:: Data under study ::

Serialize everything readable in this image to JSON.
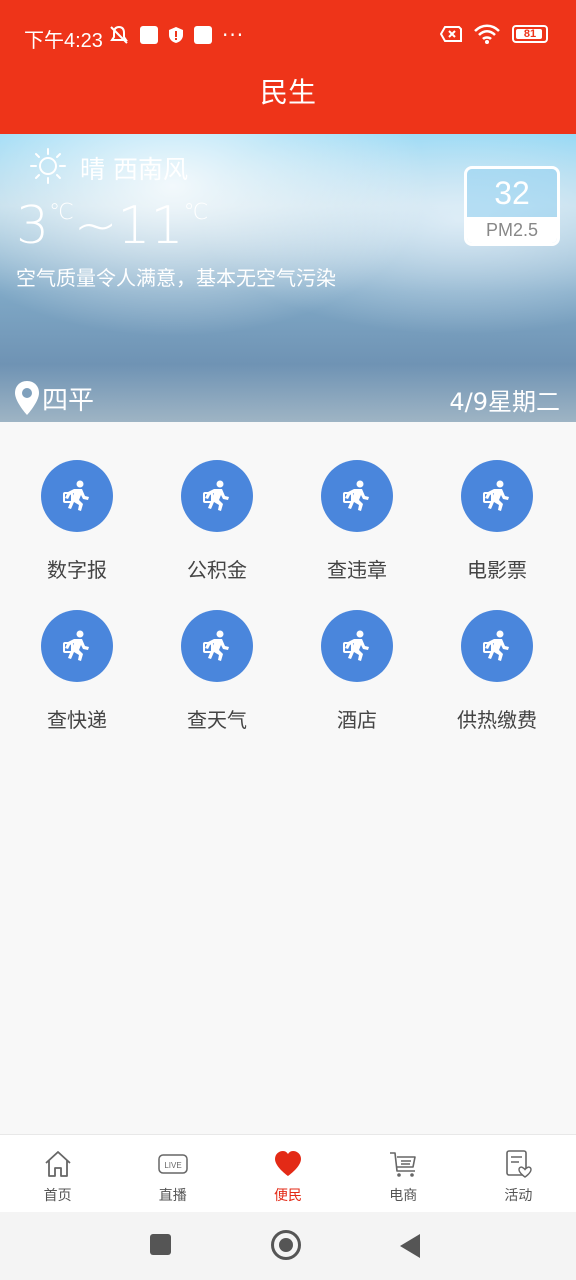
{
  "status_bar": {
    "time": "下午4:23",
    "battery": "81",
    "battery_level": 0.81
  },
  "header": {
    "title": "民生"
  },
  "weather": {
    "condition": "晴 西南风",
    "temp_low": "3",
    "temp_high": "11",
    "unit": "℃",
    "separator": "~",
    "air_quality": "空气质量令人满意，基本无空气污染",
    "pm_value": "32",
    "pm_label": "PM2.5",
    "city": "四平",
    "date": "4/9星期二"
  },
  "services": [
    {
      "label": "数字报",
      "icon": "running-man-icon"
    },
    {
      "label": "公积金",
      "icon": "running-man-icon"
    },
    {
      "label": "查违章",
      "icon": "running-man-icon"
    },
    {
      "label": "电影票",
      "icon": "running-man-icon"
    },
    {
      "label": "查快递",
      "icon": "running-man-icon"
    },
    {
      "label": "查天气",
      "icon": "running-man-icon"
    },
    {
      "label": "酒店",
      "icon": "running-man-icon"
    },
    {
      "label": "供热缴费",
      "icon": "running-man-icon"
    }
  ],
  "tabs": [
    {
      "label": "首页",
      "icon": "home-icon"
    },
    {
      "label": "直播",
      "icon": "live-icon",
      "badge": "LIVE"
    },
    {
      "label": "便民",
      "icon": "heart-icon",
      "active": true
    },
    {
      "label": "电商",
      "icon": "cart-icon"
    },
    {
      "label": "活动",
      "icon": "activity-icon"
    }
  ],
  "colors": {
    "brand": "#ee3419",
    "service_icon_bg": "#4a86dc",
    "active_tab": "#e32a16"
  }
}
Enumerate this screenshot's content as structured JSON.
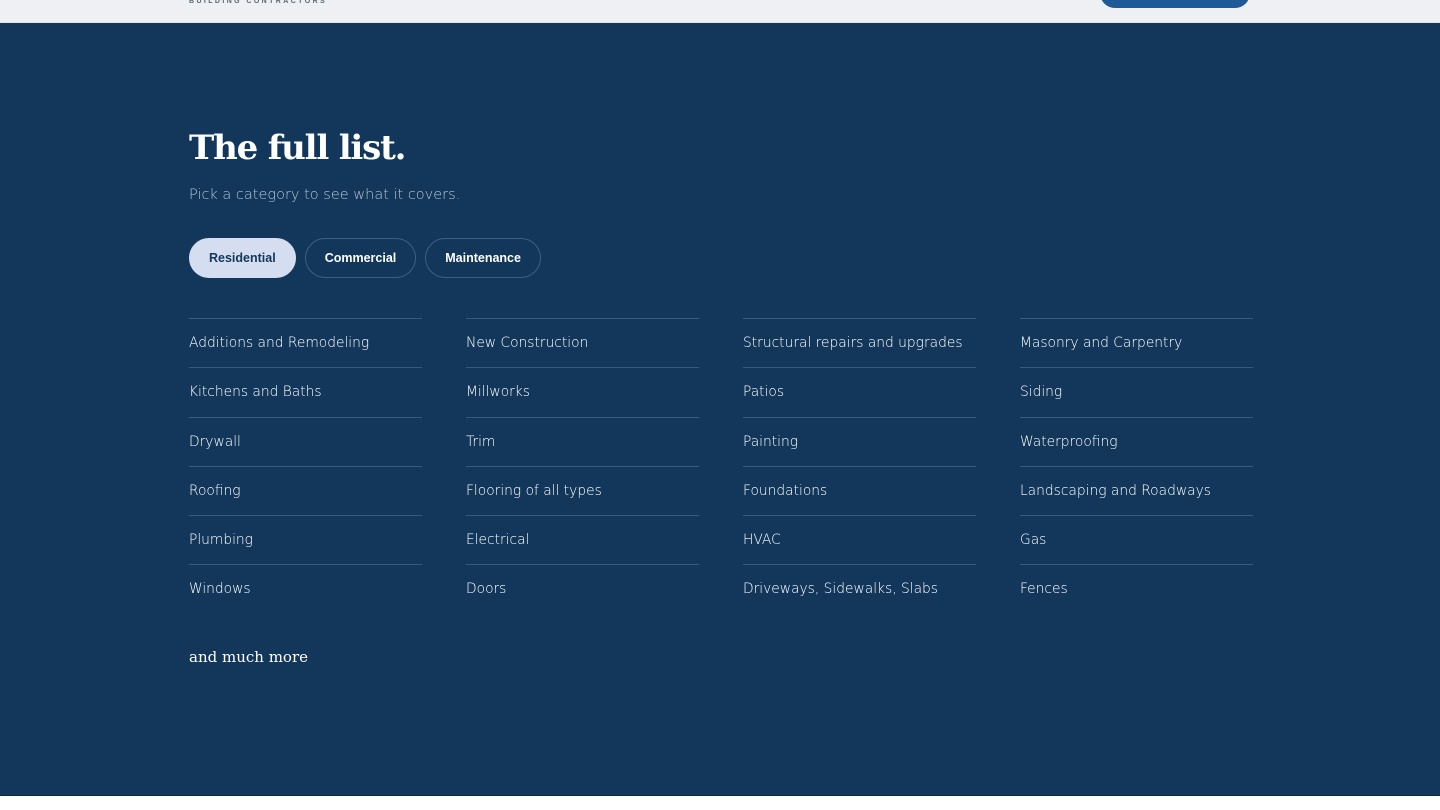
{
  "header": {
    "tagline": "BUILDING CONTRACTORS"
  },
  "section": {
    "title": "The full list.",
    "subtitle": "Pick a category to see what it covers.",
    "tabs": [
      {
        "label": "Residential",
        "active": true
      },
      {
        "label": "Commercial",
        "active": false
      },
      {
        "label": "Maintenance",
        "active": false
      }
    ],
    "columns": [
      [
        "Additions and Remodeling",
        "Kitchens and Baths",
        "Drywall",
        "Roofing",
        "Plumbing",
        "Windows"
      ],
      [
        "New Construction",
        "Millworks",
        "Trim",
        "Flooring of all types",
        "Electrical",
        "Doors"
      ],
      [
        "Structural repairs and upgrades",
        "Patios",
        "Painting",
        "Foundations",
        "HVAC",
        "Driveways, Sidewalks, Slabs"
      ],
      [
        "Masonry and Carpentry",
        "Siding",
        "Waterproofing",
        "Landscaping and Roadways",
        "Gas",
        "Fences"
      ]
    ],
    "more": "and much more"
  },
  "colors": {
    "section_bg": "#12375b",
    "tab_active_bg": "#d5def0",
    "cta_bg": "#1d5a97",
    "topbar_bg": "#eef0f3"
  }
}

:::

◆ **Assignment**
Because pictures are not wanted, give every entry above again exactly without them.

◆ **Solution for this task**
Serialize everything readable in this image to JSON.
{
  "status_bar": {
    "time": "下午4:23",
    "battery": "81",
    "battery_level": 0.81
  },
  "header": {
    "title": "民生"
  },
  "weather": {
    "condition": "晴 西南风",
    "temp_low": "3",
    "temp_high": "11",
    "unit": "℃",
    "separator": "~",
    "air_quality": "空气质量令人满意，基本无空气污染",
    "pm_value": "32",
    "pm_label": "PM2.5",
    "city": "四平",
    "date": "4/9星期二"
  },
  "services": [
    {
      "label": "数字报",
      "icon": "running-man-icon"
    },
    {
      "label": "公积金",
      "icon": "running-man-icon"
    },
    {
      "label": "查违章",
      "icon": "running-man-icon"
    },
    {
      "label": "电影票",
      "icon": "running-man-icon"
    },
    {
      "label": "查快递",
      "icon": "running-man-icon"
    },
    {
      "label": "查天气",
      "icon": "running-man-icon"
    },
    {
      "label": "酒店",
      "icon": "running-man-icon"
    },
    {
      "label": "供热缴费",
      "icon": "running-man-icon"
    }
  ],
  "tabs": [
    {
      "label": "首页",
      "icon": "home-icon"
    },
    {
      "label": "直播",
      "icon": "live-icon",
      "badge": "LIVE"
    },
    {
      "label": "便民",
      "icon": "heart-icon",
      "active": true
    },
    {
      "label": "电商",
      "icon": "cart-icon"
    },
    {
      "label": "活动",
      "icon": "activity-icon"
    }
  ],
  "colors": {
    "brand": "#ee3419",
    "service_icon_bg": "#4a86dc",
    "active_tab": "#e32a16"
  }
}
Enumerate this screenshot's content as structured JSON.
{
  "header": {
    "tagline": "BUILDING CONTRACTORS"
  },
  "section": {
    "title": "The full list.",
    "subtitle": "Pick a category to see what it covers.",
    "tabs": [
      {
        "label": "Residential",
        "active": true
      },
      {
        "label": "Commercial",
        "active": false
      },
      {
        "label": "Maintenance",
        "active": false
      }
    ],
    "columns": [
      [
        "Additions and Remodeling",
        "Kitchens and Baths",
        "Drywall",
        "Roofing",
        "Plumbing",
        "Windows"
      ],
      [
        "New Construction",
        "Millworks",
        "Trim",
        "Flooring of all types",
        "Electrical",
        "Doors"
      ],
      [
        "Structural repairs and upgrades",
        "Patios",
        "Painting",
        "Foundations",
        "HVAC",
        "Driveways, Sidewalks, Slabs"
      ],
      [
        "Masonry and Carpentry",
        "Siding",
        "Waterproofing",
        "Landscaping and Roadways",
        "Gas",
        "Fences"
      ]
    ],
    "more": "and much more"
  },
  "colors": {
    "section_bg": "#12375b",
    "tab_active_bg": "#d5def0",
    "cta_bg": "#1d5a97",
    "topbar_bg": "#eef0f3"
  }
}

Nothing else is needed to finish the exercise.